As the story indicates, “Chronic insomnia — which the American Academy of Sleep Medicine attributes to about one out of every 10 Americans — can be difficult to treat.”
Not applicable. No discussion of costs but that’s understandable at this early stage of development.
The story didn’t adequately place the findings into context.
It stated: “While wearing the cooling cap, it took insomnia patients an average of 13 minutes to fall asleep and they spent 89 percent of their time in bed actually sleeping, about the same as controls who didn’t have insomnia (the latter group averaged 16 minutes to fall asleep and 89 percent of the time in bed sleeping).”
But it didn’t ever define the baseline degree of insomnia these trial patients experienced. In other words, how long did it usually take them to fall asleep and what percent of thier time in bed did they usually sleep?
There was no discussion of what would appear to be a question many people would have: didn’t wearing a cap that is presumably connected to some water supply actually interfere with anyone’s sleep? Did the control group patients wear a cap?
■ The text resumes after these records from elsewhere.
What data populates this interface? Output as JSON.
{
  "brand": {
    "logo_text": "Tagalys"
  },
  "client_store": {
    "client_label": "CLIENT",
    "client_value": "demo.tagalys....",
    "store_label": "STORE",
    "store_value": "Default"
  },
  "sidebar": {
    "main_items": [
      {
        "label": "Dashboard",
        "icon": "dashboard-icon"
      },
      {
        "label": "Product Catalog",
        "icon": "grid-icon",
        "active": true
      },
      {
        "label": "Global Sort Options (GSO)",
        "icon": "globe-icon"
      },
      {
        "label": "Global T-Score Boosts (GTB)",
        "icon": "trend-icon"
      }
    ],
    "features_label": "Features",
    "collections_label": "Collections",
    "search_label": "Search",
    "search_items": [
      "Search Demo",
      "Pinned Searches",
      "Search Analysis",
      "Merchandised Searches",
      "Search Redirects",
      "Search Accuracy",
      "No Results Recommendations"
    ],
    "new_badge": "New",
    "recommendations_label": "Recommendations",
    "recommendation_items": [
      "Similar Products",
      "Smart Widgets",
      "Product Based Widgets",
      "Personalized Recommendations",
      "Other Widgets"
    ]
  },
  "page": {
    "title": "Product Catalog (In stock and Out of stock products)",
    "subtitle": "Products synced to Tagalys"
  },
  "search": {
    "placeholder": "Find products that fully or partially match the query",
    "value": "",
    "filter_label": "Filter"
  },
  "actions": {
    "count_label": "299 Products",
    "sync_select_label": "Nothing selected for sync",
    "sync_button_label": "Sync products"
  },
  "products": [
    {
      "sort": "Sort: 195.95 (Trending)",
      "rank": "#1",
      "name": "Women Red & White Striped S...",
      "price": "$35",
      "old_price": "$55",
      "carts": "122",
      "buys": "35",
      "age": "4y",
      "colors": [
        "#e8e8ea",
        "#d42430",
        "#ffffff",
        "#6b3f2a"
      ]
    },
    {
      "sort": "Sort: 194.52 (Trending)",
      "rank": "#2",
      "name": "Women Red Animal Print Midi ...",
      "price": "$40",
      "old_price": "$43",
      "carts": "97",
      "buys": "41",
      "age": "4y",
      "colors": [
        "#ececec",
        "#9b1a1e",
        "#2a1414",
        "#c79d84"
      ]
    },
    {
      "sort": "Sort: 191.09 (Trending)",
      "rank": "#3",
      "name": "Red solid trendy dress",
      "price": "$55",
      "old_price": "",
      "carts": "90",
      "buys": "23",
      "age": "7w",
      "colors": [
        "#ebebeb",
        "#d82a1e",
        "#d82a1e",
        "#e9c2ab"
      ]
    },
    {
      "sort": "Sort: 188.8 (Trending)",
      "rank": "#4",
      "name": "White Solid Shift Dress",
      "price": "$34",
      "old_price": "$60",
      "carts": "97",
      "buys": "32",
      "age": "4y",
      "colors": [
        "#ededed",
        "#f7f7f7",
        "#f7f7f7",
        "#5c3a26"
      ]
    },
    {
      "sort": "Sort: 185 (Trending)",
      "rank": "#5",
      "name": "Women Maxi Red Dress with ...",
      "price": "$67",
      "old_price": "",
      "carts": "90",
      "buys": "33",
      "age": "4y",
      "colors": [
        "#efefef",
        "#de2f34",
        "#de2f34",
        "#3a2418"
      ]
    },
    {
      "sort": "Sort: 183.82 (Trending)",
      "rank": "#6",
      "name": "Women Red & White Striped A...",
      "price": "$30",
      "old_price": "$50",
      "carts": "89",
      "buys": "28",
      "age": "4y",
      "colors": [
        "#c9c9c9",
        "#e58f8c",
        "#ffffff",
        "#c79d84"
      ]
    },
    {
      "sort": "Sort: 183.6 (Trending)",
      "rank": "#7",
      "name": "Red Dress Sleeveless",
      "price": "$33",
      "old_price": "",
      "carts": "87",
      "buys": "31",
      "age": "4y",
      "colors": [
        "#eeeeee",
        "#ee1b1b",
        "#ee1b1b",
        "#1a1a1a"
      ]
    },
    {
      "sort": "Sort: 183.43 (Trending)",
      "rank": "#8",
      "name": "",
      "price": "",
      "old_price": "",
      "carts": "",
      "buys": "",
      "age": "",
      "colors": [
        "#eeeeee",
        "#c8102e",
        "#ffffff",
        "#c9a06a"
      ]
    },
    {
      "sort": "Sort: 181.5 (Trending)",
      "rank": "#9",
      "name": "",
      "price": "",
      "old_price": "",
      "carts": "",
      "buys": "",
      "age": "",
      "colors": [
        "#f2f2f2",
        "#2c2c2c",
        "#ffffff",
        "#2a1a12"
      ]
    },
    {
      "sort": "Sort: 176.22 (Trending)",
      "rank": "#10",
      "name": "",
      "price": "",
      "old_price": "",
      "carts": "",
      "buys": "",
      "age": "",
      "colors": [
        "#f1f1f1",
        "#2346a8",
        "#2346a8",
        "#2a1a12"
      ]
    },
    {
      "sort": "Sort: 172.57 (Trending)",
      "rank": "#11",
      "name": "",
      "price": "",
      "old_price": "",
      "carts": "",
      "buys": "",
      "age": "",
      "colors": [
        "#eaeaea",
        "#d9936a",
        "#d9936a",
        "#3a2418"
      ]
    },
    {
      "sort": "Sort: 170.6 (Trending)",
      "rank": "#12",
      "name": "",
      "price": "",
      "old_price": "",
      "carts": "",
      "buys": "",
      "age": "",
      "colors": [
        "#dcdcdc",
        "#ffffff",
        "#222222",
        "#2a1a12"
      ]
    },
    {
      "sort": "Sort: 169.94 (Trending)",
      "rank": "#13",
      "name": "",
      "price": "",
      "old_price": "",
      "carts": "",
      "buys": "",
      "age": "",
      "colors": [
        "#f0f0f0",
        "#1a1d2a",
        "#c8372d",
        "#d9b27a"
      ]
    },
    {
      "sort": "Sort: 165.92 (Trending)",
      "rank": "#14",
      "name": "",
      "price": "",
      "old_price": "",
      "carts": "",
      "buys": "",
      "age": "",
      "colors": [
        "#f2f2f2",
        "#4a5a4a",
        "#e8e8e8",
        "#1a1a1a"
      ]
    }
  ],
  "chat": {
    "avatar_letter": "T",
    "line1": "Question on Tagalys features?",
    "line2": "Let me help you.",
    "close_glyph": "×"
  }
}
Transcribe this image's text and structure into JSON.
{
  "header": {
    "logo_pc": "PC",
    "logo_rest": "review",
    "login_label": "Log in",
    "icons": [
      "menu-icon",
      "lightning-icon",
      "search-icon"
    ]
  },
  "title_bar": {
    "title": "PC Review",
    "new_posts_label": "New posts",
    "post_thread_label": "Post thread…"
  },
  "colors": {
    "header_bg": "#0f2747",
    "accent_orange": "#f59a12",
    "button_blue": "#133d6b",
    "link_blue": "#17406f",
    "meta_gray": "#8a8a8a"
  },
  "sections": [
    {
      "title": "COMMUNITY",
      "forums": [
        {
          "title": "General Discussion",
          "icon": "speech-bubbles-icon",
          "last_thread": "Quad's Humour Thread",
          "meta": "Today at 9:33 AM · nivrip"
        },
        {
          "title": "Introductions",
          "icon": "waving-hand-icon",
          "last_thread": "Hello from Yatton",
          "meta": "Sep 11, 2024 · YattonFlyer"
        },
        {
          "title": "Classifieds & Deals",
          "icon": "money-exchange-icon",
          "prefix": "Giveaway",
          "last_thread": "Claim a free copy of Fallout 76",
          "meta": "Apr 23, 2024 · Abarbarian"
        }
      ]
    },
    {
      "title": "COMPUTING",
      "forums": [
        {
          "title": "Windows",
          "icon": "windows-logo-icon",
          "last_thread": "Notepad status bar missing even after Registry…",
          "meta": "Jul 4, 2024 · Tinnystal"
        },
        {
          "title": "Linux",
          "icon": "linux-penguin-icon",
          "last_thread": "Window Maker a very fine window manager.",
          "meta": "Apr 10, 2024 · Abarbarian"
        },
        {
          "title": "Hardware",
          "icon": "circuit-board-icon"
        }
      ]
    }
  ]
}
If so, did it make it harder for them to sleep?
Very appropriate reminder at the very end of the story: “Because this study was extremely small and presented at a medical meeting, the data and conclusions should be viewed as preliminary until published in a peer-reviewed journal and confirmed in larger studies.”
No disease-mongering of insomnia. Although how the 12 patients with insomnia compare to the “typical” patient with insomnia is hard to know from what was presented. Presumably people have insomnia for different reasons. Did they somehow identify a group that would be more likely to respond to this treatment? Specifically what were the criteria for participating? So while not “disease mongering”, it is unclear if these results are applicable to the average person with insomnia.
One independent sleep researcher was quoted.
The story included some good context:
“Medications can help, although many people complain of side effects, Kohler said. The most effective treatment is cognitive behavior therapy, which involves changes such as avoiding cigarettes, alcohol and caffeine before bed, and getting plenty of bright light in the morning but turning off the TV, computer and dimming the lights during a wind-down period, among other techniques for improving “sleep hygiene.”
The story makes it clear that the approach is experimental and not yet available to consumers.
A quote from an independent researcher establishes that this is not a totally new field of research: “we do know from many previous studies that as the body core temperature cools, our sleep improves, and with warming of the core temperature, we have more restless sleep.”
The story does not appear to rely on a news release.